2. Contact your dream journalists
When you sign a new client, build a list of key journalists who are hyper-relevant to the brand. Drop them an email sharing key details of your client and any spokespeople they may have and topics they will be willing to talk about. This is a great way to start a relationship and hopefully means journalists will come to you if they need anything to help with one of their stories.
We’re all used to seeing the “what we love this week” product pages and gift guides in magazines and newspapers. These are also available on digital outlets and tend to be centred around key dates, such as Mother’s Day, Father’s Day and Christmas. There are also many focussed on key themes such as sustainability.
3. Know your products
It’s important to know exactly what products your client has and what they’re willing to push. If you’ve been asked to focus on specific keywords and target pages, look on the client’s website and see if they sell any products you can tie into the keywords. Once you know what you’re targeting and which products you want to push, it means that you can respond to any relevant requests you may see.
4. Research product guides
Once you have your products, you should also see if any relevant product guides are already live. Follow up with the journalist who wrote it and see if they’re planning on updating it in the future – it’s surprising how often they do this.
For Traditional PRs, having spokespeople for their clients and knowing what they’re comfortable talking about is key to them gaining coverage on radio and tv. In the last year, when so much has changed, and there has been a significant increase in reactive Digital PR, this is a tactic we should also be using.
5. Find your spokespeople
When you onboard clients, find out who on their team is willing to provide commentary to the press and what topics are they willing to talk about.
6. Create a quote bank
You can pre-empt breaking news by preparing a pre-approved quote bank.
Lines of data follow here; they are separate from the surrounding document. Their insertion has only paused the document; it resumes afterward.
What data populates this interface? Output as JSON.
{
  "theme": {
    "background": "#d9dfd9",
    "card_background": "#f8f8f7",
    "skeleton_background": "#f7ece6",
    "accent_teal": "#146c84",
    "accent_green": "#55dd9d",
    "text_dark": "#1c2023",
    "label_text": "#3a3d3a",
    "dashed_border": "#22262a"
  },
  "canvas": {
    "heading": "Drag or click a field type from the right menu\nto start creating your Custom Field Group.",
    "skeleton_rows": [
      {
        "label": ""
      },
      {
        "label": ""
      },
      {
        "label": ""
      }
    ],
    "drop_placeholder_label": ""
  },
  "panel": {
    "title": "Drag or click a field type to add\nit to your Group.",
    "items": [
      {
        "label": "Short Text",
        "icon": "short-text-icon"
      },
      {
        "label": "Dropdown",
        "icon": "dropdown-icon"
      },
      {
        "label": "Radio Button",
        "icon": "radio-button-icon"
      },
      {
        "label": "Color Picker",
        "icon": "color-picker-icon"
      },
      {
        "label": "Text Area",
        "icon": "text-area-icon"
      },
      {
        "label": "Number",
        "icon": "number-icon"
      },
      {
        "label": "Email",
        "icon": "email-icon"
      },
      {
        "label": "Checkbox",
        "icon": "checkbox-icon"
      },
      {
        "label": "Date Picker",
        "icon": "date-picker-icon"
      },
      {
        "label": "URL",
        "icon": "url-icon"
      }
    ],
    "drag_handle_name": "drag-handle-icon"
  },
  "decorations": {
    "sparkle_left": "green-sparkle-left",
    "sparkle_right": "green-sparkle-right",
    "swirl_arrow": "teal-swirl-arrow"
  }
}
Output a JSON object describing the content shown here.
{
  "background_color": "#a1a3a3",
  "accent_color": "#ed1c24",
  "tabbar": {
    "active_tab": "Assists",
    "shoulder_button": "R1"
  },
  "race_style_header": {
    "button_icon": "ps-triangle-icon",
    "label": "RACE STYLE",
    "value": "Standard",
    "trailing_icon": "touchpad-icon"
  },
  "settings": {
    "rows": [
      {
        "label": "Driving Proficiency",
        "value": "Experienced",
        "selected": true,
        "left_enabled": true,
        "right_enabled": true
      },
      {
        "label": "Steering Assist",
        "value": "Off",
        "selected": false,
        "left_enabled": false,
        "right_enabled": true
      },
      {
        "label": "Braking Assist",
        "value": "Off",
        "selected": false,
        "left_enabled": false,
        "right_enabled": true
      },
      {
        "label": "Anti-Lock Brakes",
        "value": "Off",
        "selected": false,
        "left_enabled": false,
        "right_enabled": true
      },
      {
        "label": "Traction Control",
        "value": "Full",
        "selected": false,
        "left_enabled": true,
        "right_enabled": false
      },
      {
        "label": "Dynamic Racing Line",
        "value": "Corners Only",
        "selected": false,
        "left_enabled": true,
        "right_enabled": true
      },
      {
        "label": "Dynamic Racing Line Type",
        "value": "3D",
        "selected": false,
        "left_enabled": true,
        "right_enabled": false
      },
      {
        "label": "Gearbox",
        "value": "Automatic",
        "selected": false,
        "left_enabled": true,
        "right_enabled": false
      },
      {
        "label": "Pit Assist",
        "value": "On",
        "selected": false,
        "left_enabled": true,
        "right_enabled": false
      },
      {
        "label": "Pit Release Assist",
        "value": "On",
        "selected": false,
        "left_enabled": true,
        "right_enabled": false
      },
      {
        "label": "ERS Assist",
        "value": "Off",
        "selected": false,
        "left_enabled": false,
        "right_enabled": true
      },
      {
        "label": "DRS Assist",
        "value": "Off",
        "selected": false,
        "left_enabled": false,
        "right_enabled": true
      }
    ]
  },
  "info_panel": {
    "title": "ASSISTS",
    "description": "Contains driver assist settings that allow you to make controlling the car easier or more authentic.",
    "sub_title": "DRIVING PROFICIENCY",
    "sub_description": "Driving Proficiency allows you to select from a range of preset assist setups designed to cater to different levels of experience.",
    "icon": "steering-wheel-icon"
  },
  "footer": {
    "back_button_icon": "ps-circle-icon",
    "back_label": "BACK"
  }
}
This means as soon as anything breaks you can send out the quote quickly without waiting for client approval and rounds of amends which can delay the process.
7. Make a press pack
Once you have your spokespeople, prepare a press pack for each individual, including headshots and a short bio, this again helps speed up the process and ensures you are ready for any reactive opportunities that may come your way.
Traditional PRs have always had to think about format. When they have a campaign, they need to consider whether it would be better suited to tv, radio or print and whether they have the assets to accompany each of them. They may also consider if there is a way to adapt the story slightly to reach each medium.
8. The ideas should fit the format
As Digital PRs we should be using this train of thought and consider which format each of our ideas is best suited to. Would it be better as a quick reactive quote or listicle? Or does it have the strength to be built into a full blog piece along with designs and data cards? Make sure you use the data and concept to decide the format and not the other way around.
Do you want to see how applying these tactics has enabled us to land top tier coverage? Take a look at our work here.